> [Exercise]:
For each line in the material below that holds "What", copy that line.

> [Data records]:
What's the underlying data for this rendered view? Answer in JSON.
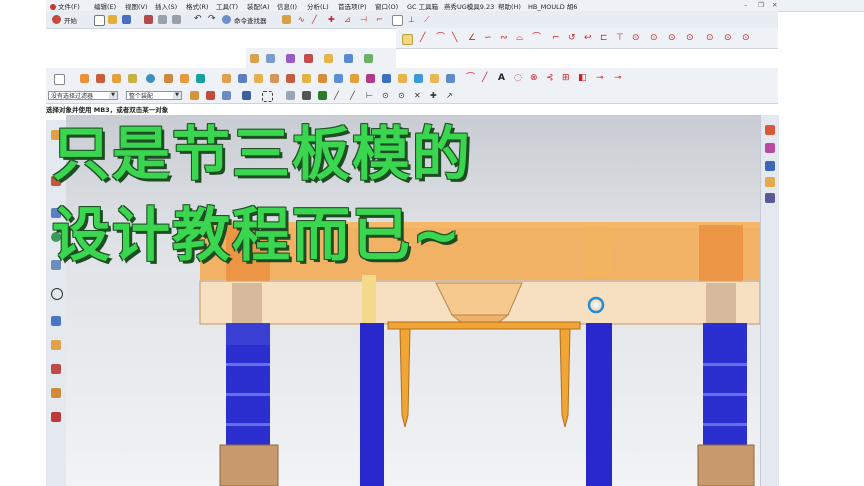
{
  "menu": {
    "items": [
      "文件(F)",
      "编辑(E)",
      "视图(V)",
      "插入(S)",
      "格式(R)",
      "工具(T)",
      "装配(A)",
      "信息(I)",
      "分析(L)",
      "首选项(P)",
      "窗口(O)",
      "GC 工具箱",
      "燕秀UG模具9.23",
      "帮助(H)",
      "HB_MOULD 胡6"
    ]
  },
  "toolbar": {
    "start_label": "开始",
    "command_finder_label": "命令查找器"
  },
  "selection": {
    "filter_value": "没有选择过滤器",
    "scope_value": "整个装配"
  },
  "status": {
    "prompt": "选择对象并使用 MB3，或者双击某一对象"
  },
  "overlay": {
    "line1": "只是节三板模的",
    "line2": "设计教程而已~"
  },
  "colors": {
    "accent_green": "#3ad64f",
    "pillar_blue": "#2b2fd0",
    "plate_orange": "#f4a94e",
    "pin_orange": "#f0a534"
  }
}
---
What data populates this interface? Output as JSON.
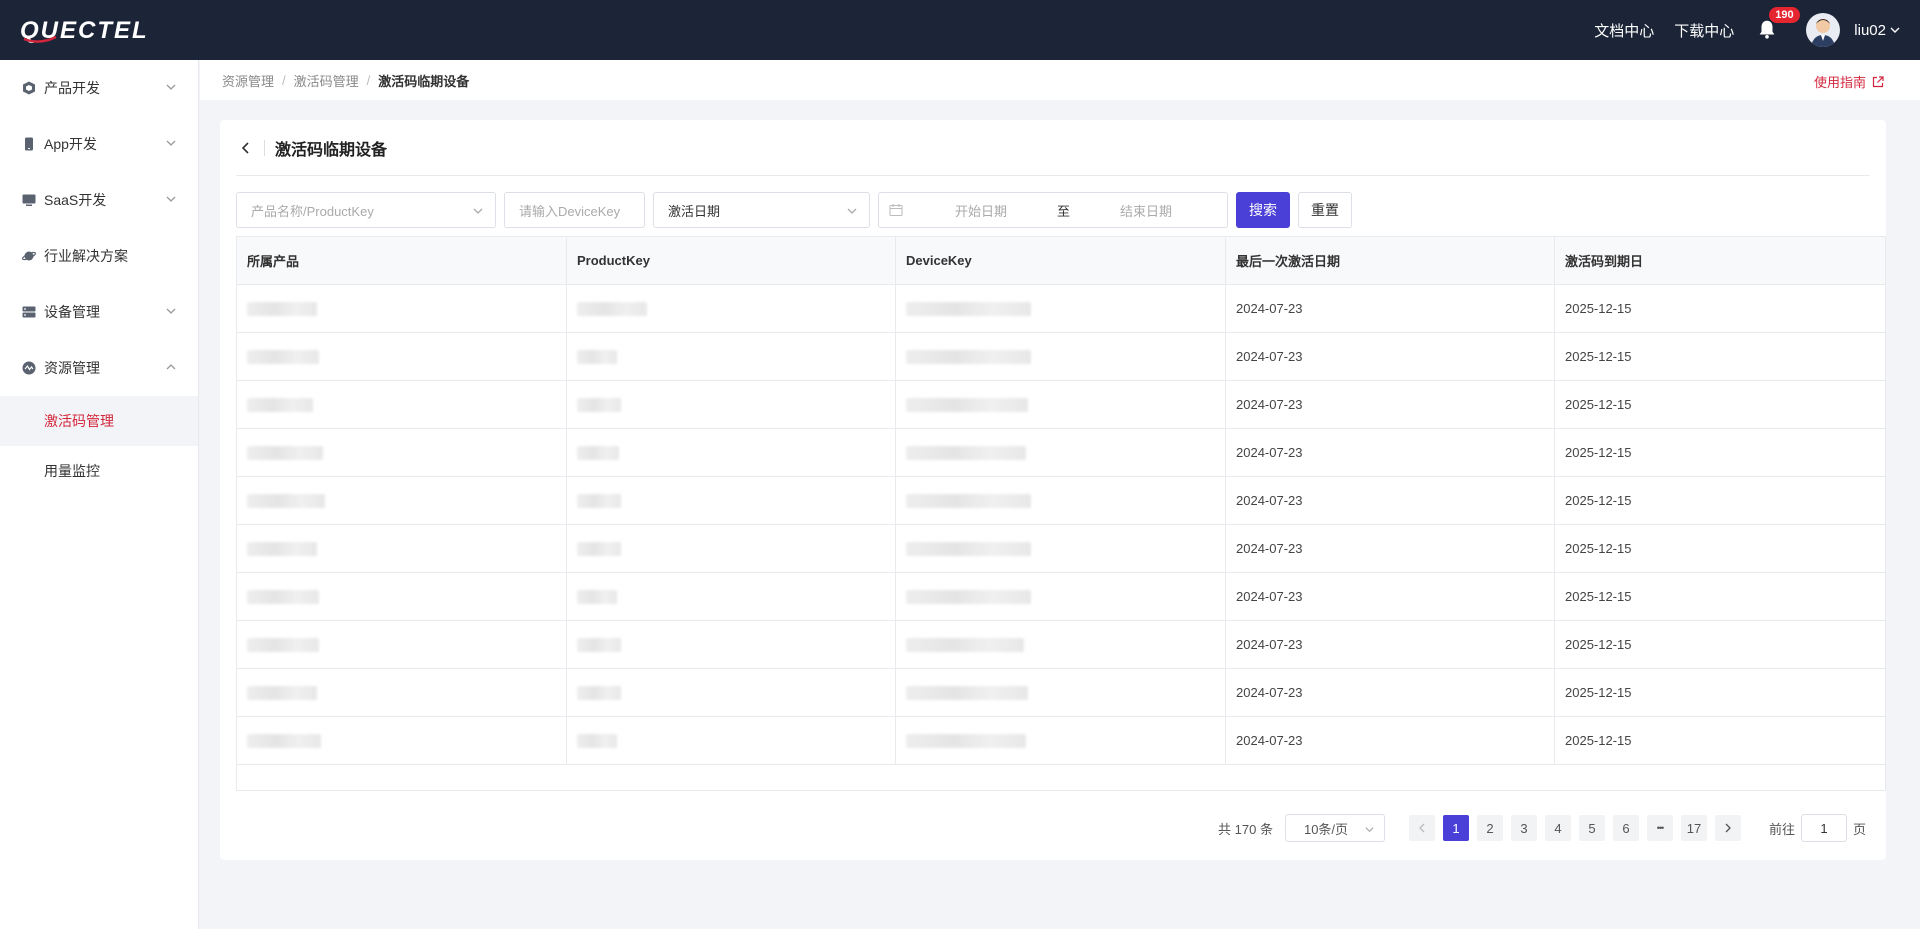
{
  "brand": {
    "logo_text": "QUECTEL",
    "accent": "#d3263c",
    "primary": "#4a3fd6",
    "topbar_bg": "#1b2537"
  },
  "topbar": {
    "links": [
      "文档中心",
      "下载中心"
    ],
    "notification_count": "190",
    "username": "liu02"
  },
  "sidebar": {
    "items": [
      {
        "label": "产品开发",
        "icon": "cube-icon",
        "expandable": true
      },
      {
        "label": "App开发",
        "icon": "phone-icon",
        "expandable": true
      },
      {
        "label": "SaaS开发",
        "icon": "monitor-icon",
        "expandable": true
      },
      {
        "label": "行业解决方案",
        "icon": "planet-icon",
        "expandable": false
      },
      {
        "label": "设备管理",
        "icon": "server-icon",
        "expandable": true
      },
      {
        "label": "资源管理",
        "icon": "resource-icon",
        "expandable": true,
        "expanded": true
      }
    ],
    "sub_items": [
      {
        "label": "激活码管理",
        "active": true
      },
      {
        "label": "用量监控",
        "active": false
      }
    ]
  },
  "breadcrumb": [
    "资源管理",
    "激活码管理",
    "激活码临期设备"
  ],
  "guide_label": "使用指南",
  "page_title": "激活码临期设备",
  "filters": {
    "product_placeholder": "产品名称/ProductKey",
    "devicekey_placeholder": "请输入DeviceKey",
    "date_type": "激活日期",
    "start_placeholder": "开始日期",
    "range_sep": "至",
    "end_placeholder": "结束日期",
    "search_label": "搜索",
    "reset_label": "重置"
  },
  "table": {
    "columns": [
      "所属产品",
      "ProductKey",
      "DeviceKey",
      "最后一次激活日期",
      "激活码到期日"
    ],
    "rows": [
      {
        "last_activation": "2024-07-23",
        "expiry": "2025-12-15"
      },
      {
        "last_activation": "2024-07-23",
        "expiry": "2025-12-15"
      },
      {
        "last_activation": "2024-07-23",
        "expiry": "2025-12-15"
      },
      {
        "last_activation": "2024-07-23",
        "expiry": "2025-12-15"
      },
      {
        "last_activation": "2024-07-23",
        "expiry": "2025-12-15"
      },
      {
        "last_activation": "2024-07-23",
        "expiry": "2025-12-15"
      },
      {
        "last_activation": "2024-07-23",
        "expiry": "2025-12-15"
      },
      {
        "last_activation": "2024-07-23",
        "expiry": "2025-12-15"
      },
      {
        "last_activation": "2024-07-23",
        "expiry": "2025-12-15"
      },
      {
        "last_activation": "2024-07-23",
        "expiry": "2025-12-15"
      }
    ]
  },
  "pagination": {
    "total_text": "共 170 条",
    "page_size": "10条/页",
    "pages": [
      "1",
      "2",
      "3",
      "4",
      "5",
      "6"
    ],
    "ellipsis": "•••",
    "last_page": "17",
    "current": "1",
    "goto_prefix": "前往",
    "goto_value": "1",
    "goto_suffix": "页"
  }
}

> [Problem solution]:
What's the underlying data for this rendered view? Answer in JSON.
What data populates this interface? Output as JSON.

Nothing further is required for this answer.